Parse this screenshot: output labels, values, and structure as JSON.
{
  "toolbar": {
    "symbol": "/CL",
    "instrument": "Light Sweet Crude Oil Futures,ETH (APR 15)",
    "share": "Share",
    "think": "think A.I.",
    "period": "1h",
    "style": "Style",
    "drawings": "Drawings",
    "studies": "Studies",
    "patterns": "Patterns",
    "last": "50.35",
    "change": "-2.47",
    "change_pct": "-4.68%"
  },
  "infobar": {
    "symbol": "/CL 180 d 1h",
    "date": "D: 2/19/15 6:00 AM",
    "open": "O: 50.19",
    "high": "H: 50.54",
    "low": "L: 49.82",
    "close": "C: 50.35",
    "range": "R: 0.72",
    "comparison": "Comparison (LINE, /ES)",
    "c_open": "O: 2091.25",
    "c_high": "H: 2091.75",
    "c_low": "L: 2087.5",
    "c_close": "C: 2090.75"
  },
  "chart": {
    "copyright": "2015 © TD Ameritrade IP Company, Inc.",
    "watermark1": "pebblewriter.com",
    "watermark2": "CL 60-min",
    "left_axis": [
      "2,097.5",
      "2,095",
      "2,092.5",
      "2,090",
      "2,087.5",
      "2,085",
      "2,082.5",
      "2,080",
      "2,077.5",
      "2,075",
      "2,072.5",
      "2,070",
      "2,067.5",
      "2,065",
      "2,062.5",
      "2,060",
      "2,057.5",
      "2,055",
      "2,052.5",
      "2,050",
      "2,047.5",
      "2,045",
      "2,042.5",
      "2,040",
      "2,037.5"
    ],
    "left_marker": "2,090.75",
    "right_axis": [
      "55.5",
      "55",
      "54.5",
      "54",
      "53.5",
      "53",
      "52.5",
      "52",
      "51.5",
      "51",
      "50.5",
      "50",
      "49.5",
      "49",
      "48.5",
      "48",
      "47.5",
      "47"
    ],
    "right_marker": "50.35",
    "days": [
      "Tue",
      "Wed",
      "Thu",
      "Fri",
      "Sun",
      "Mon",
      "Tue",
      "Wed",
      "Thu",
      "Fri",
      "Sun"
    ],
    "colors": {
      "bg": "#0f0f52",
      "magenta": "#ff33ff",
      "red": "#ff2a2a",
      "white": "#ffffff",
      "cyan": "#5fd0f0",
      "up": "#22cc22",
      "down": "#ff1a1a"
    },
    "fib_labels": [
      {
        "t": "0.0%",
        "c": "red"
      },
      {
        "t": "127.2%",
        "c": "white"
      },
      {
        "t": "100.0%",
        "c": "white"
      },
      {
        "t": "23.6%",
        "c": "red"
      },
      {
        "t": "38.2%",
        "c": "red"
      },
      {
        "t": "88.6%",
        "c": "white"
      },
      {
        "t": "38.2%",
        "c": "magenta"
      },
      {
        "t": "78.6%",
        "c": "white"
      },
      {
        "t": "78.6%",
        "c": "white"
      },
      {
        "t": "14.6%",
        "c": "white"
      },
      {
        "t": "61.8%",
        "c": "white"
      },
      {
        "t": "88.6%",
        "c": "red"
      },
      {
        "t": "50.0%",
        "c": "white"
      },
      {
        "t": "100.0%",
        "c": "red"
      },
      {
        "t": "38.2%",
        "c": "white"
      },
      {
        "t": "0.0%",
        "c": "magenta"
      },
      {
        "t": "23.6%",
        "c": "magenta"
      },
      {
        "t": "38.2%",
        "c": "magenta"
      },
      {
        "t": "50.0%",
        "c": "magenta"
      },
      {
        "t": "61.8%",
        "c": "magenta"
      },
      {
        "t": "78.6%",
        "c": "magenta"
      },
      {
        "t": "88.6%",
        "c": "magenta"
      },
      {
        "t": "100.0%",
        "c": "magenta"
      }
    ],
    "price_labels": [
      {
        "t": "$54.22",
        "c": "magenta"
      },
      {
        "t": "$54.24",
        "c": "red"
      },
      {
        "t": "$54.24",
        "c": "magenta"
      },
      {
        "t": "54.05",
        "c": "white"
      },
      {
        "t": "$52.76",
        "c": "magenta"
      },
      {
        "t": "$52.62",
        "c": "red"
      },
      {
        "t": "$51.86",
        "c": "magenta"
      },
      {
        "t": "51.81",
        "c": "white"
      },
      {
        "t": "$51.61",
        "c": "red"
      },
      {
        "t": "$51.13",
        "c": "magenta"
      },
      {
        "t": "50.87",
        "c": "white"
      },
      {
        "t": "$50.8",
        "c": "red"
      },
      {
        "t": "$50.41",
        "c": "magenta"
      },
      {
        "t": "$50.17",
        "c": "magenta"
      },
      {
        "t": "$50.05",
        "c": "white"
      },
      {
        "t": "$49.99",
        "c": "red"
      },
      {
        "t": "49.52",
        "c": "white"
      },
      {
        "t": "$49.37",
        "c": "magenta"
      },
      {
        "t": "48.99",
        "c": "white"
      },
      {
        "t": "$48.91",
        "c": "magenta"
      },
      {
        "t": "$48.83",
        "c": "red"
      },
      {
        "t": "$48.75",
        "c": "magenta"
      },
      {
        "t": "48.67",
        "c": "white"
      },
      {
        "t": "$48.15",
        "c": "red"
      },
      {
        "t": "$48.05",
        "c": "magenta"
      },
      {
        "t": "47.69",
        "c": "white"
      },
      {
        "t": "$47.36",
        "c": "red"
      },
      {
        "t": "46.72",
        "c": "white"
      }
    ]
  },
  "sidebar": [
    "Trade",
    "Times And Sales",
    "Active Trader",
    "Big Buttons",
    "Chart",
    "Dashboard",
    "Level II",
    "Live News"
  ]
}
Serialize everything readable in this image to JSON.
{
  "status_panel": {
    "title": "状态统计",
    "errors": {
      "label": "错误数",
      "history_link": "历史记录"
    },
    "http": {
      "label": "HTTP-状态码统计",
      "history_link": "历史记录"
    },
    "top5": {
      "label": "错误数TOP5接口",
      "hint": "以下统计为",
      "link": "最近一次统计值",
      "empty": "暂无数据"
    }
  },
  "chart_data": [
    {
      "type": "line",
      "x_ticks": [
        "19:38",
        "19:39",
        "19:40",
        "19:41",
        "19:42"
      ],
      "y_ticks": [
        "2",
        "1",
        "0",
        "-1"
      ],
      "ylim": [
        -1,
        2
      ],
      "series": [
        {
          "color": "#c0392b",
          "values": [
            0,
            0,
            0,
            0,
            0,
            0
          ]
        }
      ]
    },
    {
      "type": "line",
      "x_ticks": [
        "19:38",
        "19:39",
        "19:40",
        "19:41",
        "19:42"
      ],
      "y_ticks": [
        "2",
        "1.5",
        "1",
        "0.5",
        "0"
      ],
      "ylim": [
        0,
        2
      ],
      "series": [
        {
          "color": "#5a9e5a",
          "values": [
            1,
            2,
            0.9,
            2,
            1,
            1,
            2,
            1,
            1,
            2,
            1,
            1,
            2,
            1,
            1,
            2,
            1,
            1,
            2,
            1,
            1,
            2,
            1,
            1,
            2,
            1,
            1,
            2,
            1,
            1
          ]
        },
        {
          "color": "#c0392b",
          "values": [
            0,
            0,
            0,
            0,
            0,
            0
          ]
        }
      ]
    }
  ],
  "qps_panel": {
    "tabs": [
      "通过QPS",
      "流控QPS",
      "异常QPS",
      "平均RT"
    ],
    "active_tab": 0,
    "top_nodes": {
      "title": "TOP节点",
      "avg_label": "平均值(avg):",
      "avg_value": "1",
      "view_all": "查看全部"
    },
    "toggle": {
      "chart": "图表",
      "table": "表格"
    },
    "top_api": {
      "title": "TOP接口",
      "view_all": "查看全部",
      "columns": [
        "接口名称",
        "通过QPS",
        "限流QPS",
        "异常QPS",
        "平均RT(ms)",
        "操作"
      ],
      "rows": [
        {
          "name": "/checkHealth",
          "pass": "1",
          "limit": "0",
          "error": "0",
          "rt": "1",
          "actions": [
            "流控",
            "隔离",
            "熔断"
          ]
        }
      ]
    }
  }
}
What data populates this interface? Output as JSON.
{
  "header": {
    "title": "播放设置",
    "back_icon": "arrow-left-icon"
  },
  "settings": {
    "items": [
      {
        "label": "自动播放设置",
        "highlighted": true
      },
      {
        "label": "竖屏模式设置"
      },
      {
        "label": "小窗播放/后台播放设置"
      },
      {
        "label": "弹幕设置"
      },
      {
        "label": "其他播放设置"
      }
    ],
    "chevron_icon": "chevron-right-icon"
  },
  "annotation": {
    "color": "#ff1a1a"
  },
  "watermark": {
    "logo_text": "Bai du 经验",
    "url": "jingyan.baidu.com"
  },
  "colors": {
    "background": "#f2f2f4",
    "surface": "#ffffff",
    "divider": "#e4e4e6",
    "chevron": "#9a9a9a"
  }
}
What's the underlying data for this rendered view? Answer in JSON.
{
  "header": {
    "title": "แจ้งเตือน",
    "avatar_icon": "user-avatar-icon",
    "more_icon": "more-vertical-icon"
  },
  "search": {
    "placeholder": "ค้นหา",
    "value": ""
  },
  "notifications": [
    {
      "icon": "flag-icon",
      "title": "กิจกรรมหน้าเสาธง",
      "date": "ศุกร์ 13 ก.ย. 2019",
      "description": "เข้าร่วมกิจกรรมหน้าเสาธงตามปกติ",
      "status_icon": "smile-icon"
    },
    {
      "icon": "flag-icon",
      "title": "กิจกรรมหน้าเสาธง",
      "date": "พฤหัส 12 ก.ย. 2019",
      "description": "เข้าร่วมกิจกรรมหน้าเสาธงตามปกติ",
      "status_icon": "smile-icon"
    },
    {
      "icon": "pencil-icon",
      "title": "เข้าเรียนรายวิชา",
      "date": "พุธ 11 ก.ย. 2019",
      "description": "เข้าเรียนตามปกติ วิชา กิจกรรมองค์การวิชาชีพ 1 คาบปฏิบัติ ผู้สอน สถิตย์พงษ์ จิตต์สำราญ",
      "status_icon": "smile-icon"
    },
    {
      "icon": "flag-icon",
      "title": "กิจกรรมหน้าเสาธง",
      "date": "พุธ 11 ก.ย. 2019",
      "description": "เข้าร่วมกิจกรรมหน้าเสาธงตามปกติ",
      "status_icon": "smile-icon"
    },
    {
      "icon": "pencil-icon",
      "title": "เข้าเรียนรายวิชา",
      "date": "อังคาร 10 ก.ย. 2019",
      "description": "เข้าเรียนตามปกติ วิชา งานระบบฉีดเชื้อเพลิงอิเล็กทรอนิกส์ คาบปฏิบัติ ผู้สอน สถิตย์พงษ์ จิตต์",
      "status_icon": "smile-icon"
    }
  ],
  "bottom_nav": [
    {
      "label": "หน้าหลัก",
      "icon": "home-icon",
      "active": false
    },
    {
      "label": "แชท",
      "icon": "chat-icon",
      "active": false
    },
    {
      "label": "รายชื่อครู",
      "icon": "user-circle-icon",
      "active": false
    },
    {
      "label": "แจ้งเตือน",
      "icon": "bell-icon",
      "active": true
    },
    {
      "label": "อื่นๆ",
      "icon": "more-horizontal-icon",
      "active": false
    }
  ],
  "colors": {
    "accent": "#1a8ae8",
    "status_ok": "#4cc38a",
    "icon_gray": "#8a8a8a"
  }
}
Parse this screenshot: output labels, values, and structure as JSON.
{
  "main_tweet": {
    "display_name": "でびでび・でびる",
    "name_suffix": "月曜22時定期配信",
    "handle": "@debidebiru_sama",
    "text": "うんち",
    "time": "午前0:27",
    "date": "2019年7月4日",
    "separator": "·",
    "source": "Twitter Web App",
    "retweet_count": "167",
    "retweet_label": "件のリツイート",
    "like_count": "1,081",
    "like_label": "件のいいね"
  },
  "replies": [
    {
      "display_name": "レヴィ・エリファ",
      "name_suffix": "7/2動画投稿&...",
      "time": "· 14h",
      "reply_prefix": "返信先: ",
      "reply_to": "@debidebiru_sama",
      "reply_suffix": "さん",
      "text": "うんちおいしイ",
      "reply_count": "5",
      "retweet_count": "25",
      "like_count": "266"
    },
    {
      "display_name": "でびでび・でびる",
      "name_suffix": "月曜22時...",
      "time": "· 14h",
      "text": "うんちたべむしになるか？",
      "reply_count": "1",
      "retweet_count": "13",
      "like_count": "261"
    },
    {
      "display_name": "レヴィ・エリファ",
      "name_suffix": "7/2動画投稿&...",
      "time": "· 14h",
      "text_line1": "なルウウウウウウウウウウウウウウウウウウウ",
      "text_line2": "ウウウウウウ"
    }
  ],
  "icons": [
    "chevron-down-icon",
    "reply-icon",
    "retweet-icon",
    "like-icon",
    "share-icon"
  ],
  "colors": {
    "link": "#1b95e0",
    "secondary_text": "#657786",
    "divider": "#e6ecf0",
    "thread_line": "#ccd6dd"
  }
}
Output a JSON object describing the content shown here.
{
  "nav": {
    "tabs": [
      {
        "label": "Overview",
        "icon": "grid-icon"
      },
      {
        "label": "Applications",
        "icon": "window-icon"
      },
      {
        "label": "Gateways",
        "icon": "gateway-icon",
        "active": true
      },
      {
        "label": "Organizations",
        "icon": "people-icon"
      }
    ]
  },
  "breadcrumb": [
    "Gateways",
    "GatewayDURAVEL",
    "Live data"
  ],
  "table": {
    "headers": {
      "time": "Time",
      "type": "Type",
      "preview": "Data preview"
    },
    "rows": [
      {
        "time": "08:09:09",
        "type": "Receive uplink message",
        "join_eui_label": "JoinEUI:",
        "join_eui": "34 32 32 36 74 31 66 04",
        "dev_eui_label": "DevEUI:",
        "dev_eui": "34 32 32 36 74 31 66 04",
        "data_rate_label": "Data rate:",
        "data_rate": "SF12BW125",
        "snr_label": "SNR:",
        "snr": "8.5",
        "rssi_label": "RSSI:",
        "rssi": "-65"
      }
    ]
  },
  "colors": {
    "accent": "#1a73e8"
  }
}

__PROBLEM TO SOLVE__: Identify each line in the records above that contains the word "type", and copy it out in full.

__EXERCISE ANSWER__:
      "type": "line",
      "type": "line",
      "type": "Type",
        "type": "Receive uplink message",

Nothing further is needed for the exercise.